While you may feel like you get the flu every winter, in reality if you are over the age of thirty it is likely that you catch the flu only about twice each decade. This is one finding of a study published today in the journal PLOS Biology. In the study, a multi-national research team based in the United Kingdom, United States and China focused on the long-lived antibody response to influenza A virus over the lifetime of an individual.

Everyone worries about losing their memory as they grow older—memory loss remains one of the most common complaints of the elderly. But the molecular reasons behind the processes remain unclear, particularly those associated with advancing age. The new study, published recently in The Journal of Neuroscience, describes in detail the loss of connectivity between two sets of neurons that prevents the formation of long-term memory.

You might resemble or act more like your mother, but a novel research study from UNC School of Medicine researchers reveals that mammals are genetically more like their dads. Specifically, the research shows that although we inherit equal amounts of genetic mutations from our parents – the mutations that make us who we are instead of some other person – we actually “use” more of the DNA that we inherit from our dads....

The FIT Treadmill Score, a newly developed algorithm that can be simply calculated from standard exercise tests, is highly predictive of survival over ten years. This is according to a study published today in the journal Mayo Clinic Proceedings, led by senior author Dr Michael Blaha of the Johns Hopkins Ciccarone Center for the Prevention of Heart Disease. The concept that physical fitness reduces mortality risk over time is not new but...

About 99 percent of human genes are shared with chimpanzees. Only the small remainder sets us apart. However, we have one important difference: The brain of humans is three times as big as the chimpanzee brain. During evolution our genome must have changed in order to trigger such brain growth. Wieland Huttner, Director and Research Group Leader a the Max Planck Institute of Molecular Cell Biology and Genetics (MPI-CBG), and his team...

Other Exclusive Science News

Marie-Therese Walsh PhD

A new study on the μ-opioid receptor (MOR) system, which has long been known to dampen physical pain, suggests that this system is in fact also associated with dampening the pain associated with social rejection. Furthermore, the response of this system is less robust in people with major...

Laura A. Andersson PhD

A new study using DNA from a submerged site reveals evidence of ancient wheat, some 8000 years ago, in British Isles. The start of 'civilization' has been linked with the beginnings of farming as the hunter-gatherer life-style began to slowly wane.  However, determination of...

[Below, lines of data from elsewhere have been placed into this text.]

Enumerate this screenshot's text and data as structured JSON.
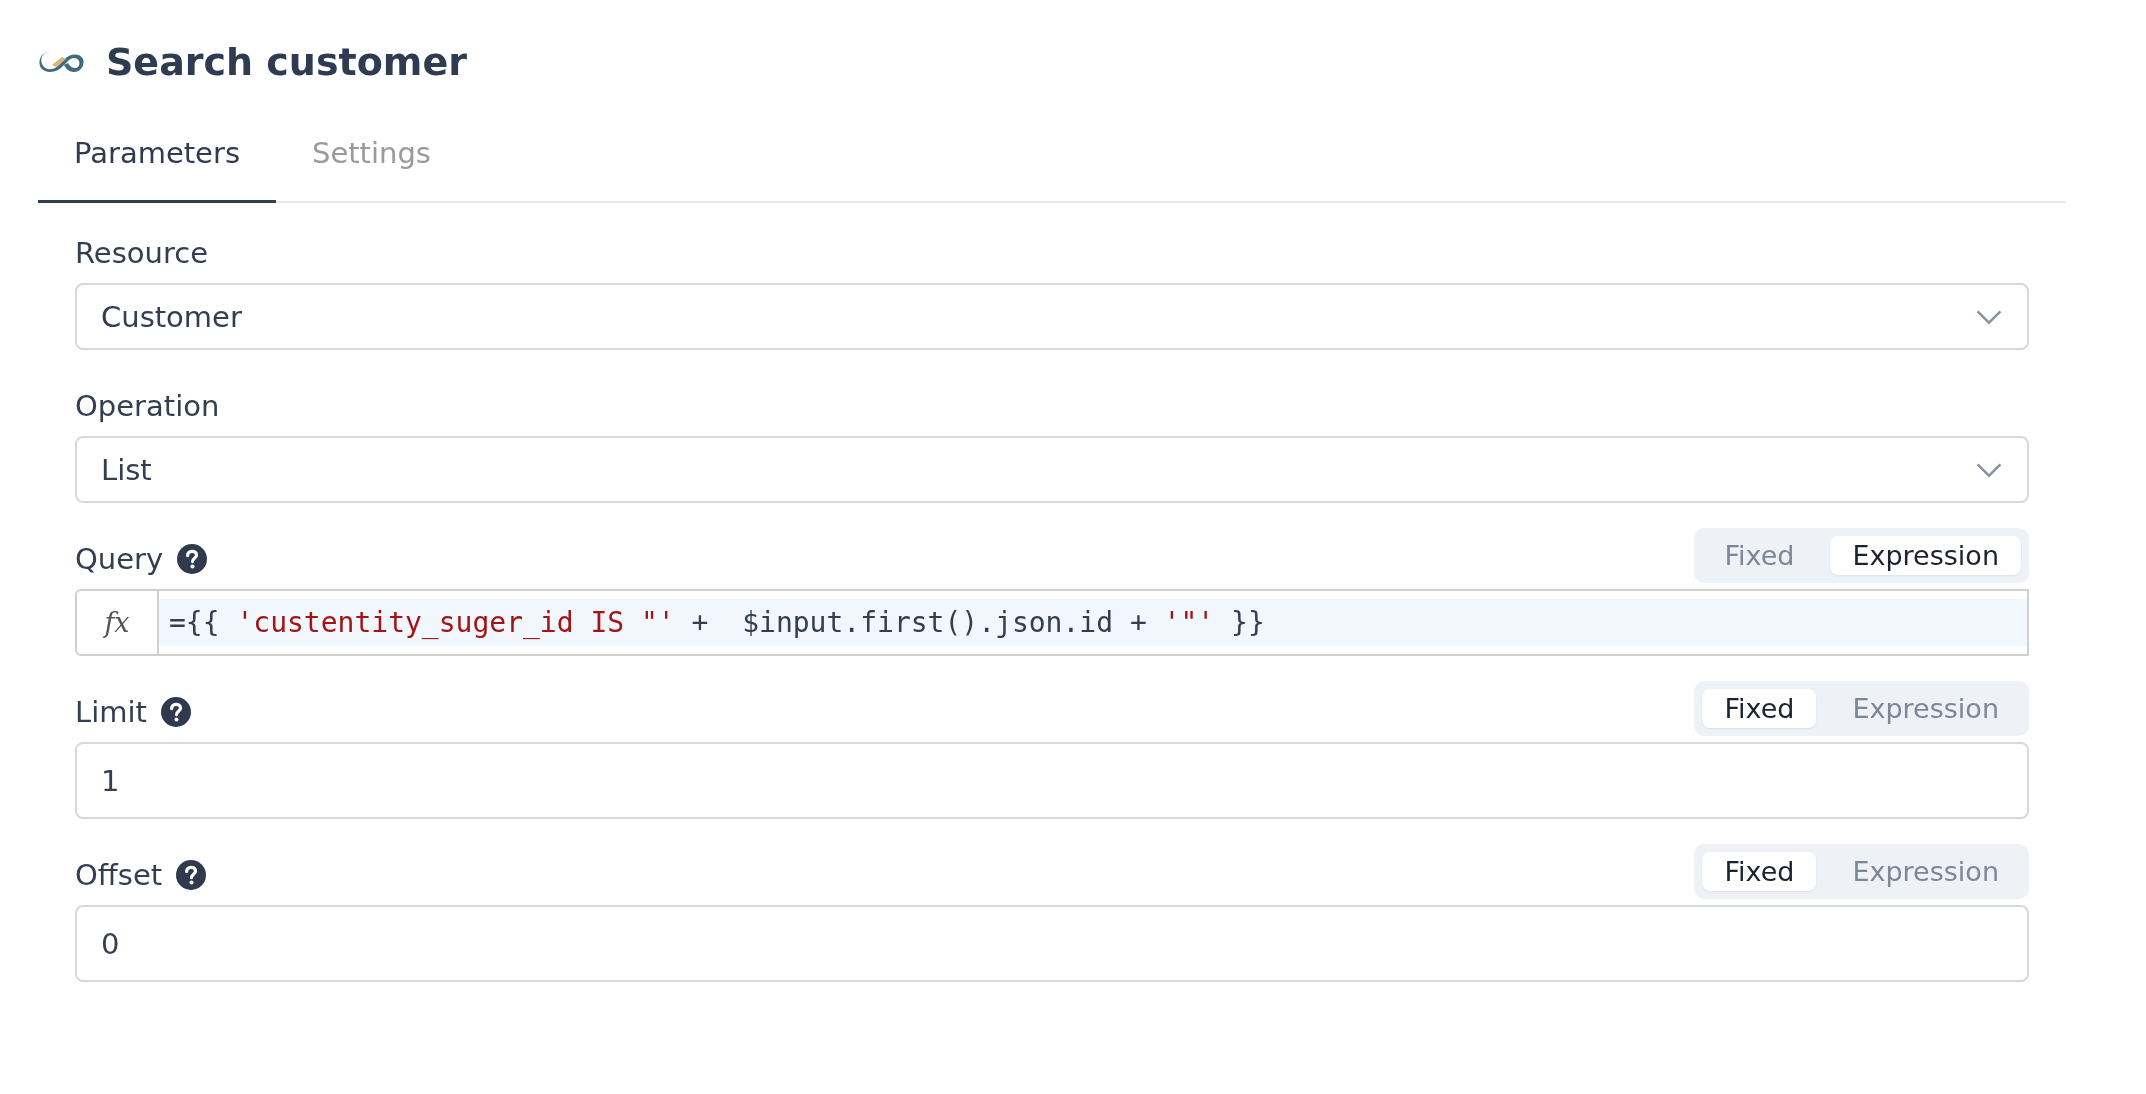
{
  "title": "Search customer",
  "tabs": [
    {
      "label": "Parameters",
      "selected": true
    },
    {
      "label": "Settings",
      "selected": false
    }
  ],
  "fields": [
    {
      "kind": "select",
      "label": "Resource",
      "value": "Customer"
    },
    {
      "kind": "select",
      "label": "Operation",
      "value": "List"
    },
    {
      "kind": "expression",
      "label": "Query",
      "help": true,
      "modes": [
        {
          "label": "Fixed",
          "selected": false
        },
        {
          "label": "Expression",
          "selected": true
        }
      ],
      "prefix": "fx",
      "code": [
        {
          "kind": "plain",
          "text": "={{ "
        },
        {
          "kind": "string",
          "text": "'custentity_suger_id IS \"'"
        },
        {
          "kind": "plain",
          "text": " +  $input.first().json.id + "
        },
        {
          "kind": "string",
          "text": "'\"'"
        },
        {
          "kind": "plain",
          "text": " }}"
        }
      ]
    },
    {
      "kind": "text",
      "label": "Limit",
      "help": true,
      "modes": [
        {
          "label": "Fixed",
          "selected": true
        },
        {
          "label": "Expression",
          "selected": false
        }
      ],
      "value": "1"
    },
    {
      "kind": "text",
      "label": "Offset",
      "help": true,
      "modes": [
        {
          "label": "Fixed",
          "selected": true
        },
        {
          "label": "Expression",
          "selected": false
        }
      ],
      "value": "0"
    }
  ]
}
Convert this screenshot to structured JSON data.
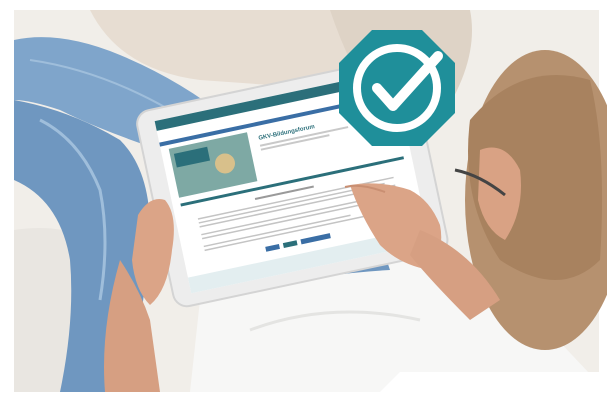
{
  "photo": {
    "subject": "Person on a sofa holding a tablet showing a website",
    "colors": {
      "background": "#f1eee9",
      "jeans": "#6f9ac2",
      "shirt": "#f6f6f5",
      "skin": "#d9a284",
      "hair": "#b48e6d",
      "badge": "#1f8f9a",
      "check": "#ffffff",
      "tablet_frame": "#eeeeee",
      "screen_header": "#2b6f7a",
      "screen_accent": "#3a6ea5"
    }
  },
  "badge": {
    "icon": "checkmark-icon"
  },
  "tablet_screen": {
    "site_title": "GKV-Bildungsforum"
  }
}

Ziba Kashef

Yale researchers developed a controlled-release oral therapy that reversed type 2 diabetes and fatty liver disease in rats, according to a study published on Feb. 26 by Science. Existing therapies for type 2 diabetes, and the closely associated conditions of nonalcoholic fatty liver disease (...

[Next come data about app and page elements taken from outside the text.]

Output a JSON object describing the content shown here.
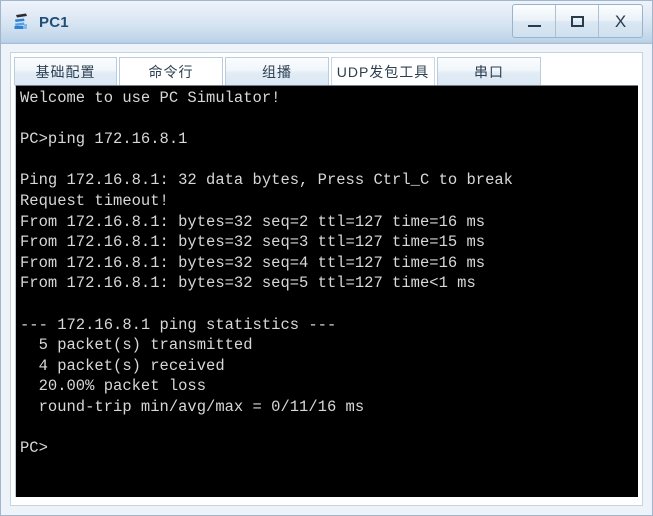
{
  "window": {
    "title": "PC1",
    "icon": "pc-device-icon",
    "controls": {
      "minimize_label": "–",
      "maximize_label": "□",
      "close_label": "X"
    },
    "colors": {
      "titlebar_top": "#eef3fb",
      "titlebar_bottom": "#bcd3e8",
      "title_text": "#1f4e79",
      "border": "#9fb6cc",
      "terminal_bg": "#000000",
      "terminal_fg": "#d7d7d7"
    }
  },
  "tabs": [
    {
      "label": "基础配置",
      "selected": false
    },
    {
      "label": "命令行",
      "selected": true
    },
    {
      "label": "组播",
      "selected": false
    },
    {
      "label": "UDP发包工具",
      "selected": false
    },
    {
      "label": "串口",
      "selected": false
    }
  ],
  "terminal": {
    "lines": [
      "Welcome to use PC Simulator!",
      "",
      "PC>ping 172.16.8.1",
      "",
      "Ping 172.16.8.1: 32 data bytes, Press Ctrl_C to break",
      "Request timeout!",
      "From 172.16.8.1: bytes=32 seq=2 ttl=127 time=16 ms",
      "From 172.16.8.1: bytes=32 seq=3 ttl=127 time=15 ms",
      "From 172.16.8.1: bytes=32 seq=4 ttl=127 time=16 ms",
      "From 172.16.8.1: bytes=32 seq=5 ttl=127 time<1 ms",
      "",
      "--- 172.16.8.1 ping statistics ---",
      "  5 packet(s) transmitted",
      "  4 packet(s) received",
      "  20.00% packet loss",
      "  round-trip min/avg/max = 0/11/16 ms",
      "",
      "PC>"
    ]
  }
}
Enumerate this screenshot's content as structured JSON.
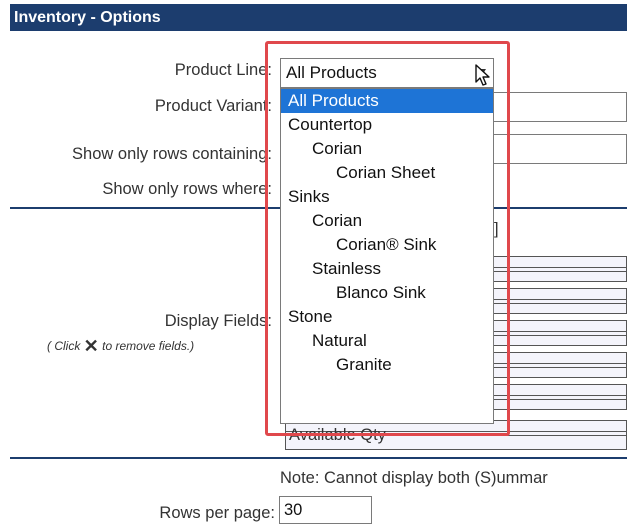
{
  "title": "Inventory - Options",
  "labels": {
    "product_line": "Product Line:",
    "product_variant": "Product Variant:",
    "show_rows_containing": "Show only rows containing:",
    "show_rows_where": "Show only rows where:",
    "display_fields": "Display Fields:",
    "remove_hint_prefix": "( Click",
    "remove_hint_suffix": "to remove fields.)",
    "rows_per_page": "Rows per page:"
  },
  "product_line_value": "All Products",
  "dropdown_options": [
    {
      "label": "All Products",
      "level": 0,
      "selected": true
    },
    {
      "label": "Countertop",
      "level": 0,
      "selected": false
    },
    {
      "label": "Corian",
      "level": 1,
      "selected": false
    },
    {
      "label": "Corian Sheet",
      "level": 2,
      "selected": false
    },
    {
      "label": "Sinks",
      "level": 0,
      "selected": false
    },
    {
      "label": "Corian",
      "level": 1,
      "selected": false
    },
    {
      "label": "Corian® Sink",
      "level": 2,
      "selected": false
    },
    {
      "label": "Stainless",
      "level": 1,
      "selected": false
    },
    {
      "label": "Blanco Sink",
      "level": 2,
      "selected": false
    },
    {
      "label": "Stone",
      "level": 0,
      "selected": false
    },
    {
      "label": "Natural",
      "level": 1,
      "selected": false
    },
    {
      "label": "Granite",
      "level": 2,
      "selected": false
    }
  ],
  "partial_text": {
    "bracket": "]",
    "available_qty": "Available Qty"
  },
  "note": "Note: Cannot display both (S)ummar",
  "rows_per_page_value": "30",
  "colors": {
    "header_bg": "#1c3d6e",
    "selected_bg": "#1e74d6",
    "highlight_border": "#e0484c"
  }
}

Marie-Therese Walsh PhD

A simple manufacturing process involving use of disposable equipment to produce immunoglobulin G (IgG) from minipools of plasma donations is described today in the journal PLOS Neglected Tropical Diseases. IgG is on the WHO Essential Medicines List but it is currently manufactured in...

Breaking Science News from Other Sources

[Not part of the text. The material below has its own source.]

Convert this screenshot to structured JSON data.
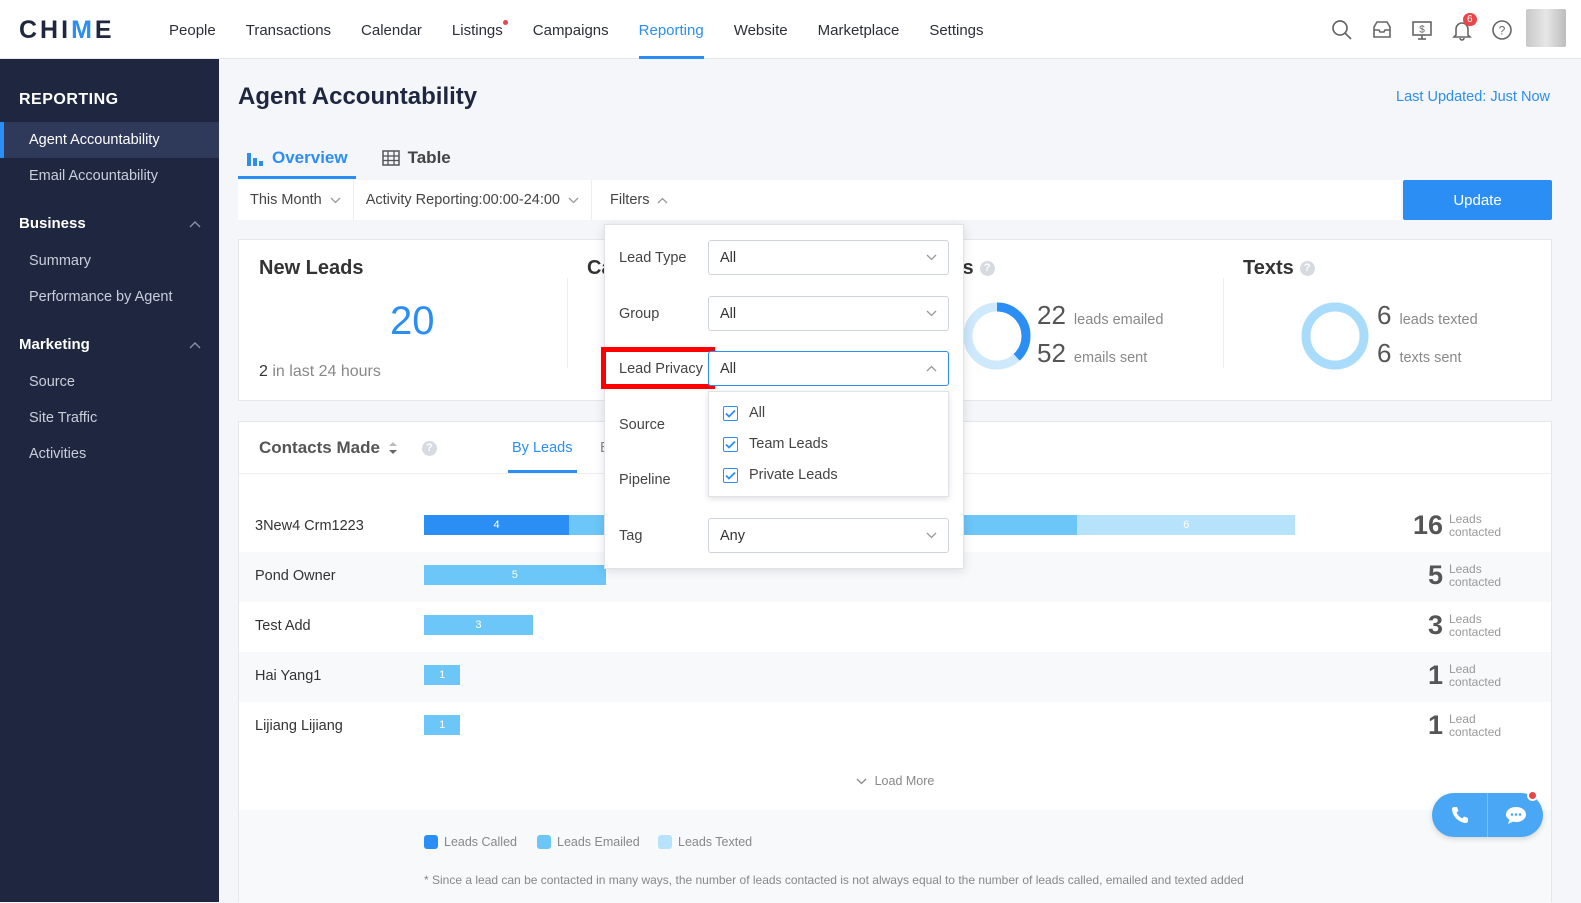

Science News Desk Tue, 03/03/2015

UCLA life scientists have created an accurate new method to identify genetic markers for many diseases -- a significant step toward a new era of personalized medicine, tailored to each person's DNA and RNA. The powerful method, called GIREMI (pronounced Gir-REMY), will help scientists to...

Science News Desk Tue, 03/03/2015

If you’ve ever wondered why you aren’t a little taller, it turns out it’s not all about genetics. In findings published in the Journal of Pediatrics (January 2015), an Israeli research team shows that the environment in which one lives from the womb to about age one largely...

Science News Desk Tue, 03/03/2015

Gastric bypass and similar stomach-shrinking surgeries are a popular option for obese patients looking to lose weight or treat type 2 diabetes. While the surgeries have been linked to a decreased risk in many types of cancers, the single outlier in a 2013 long-term study of 77,000 obese patients...

Science News Desk Tue, 03/03/2015

Most people consume more salt than they need and therefore have a higher risk of heart disease and stroke, which are the two leading causes of death worldwide. But a study published by Cell Press March 3rd in Cell Metabolism reveals that dietary salt could have a biological advantage: defending...

Science News Desk Tue, 03/03/2015

Two of the four known groups of human AIDS viruses (HIV-1 groups O and P) have originated in western lowland gorillas, according to an international team of scientists from the Perelman School of Medicine at the University of Pennsylvania, the University of Montpellier, the University of...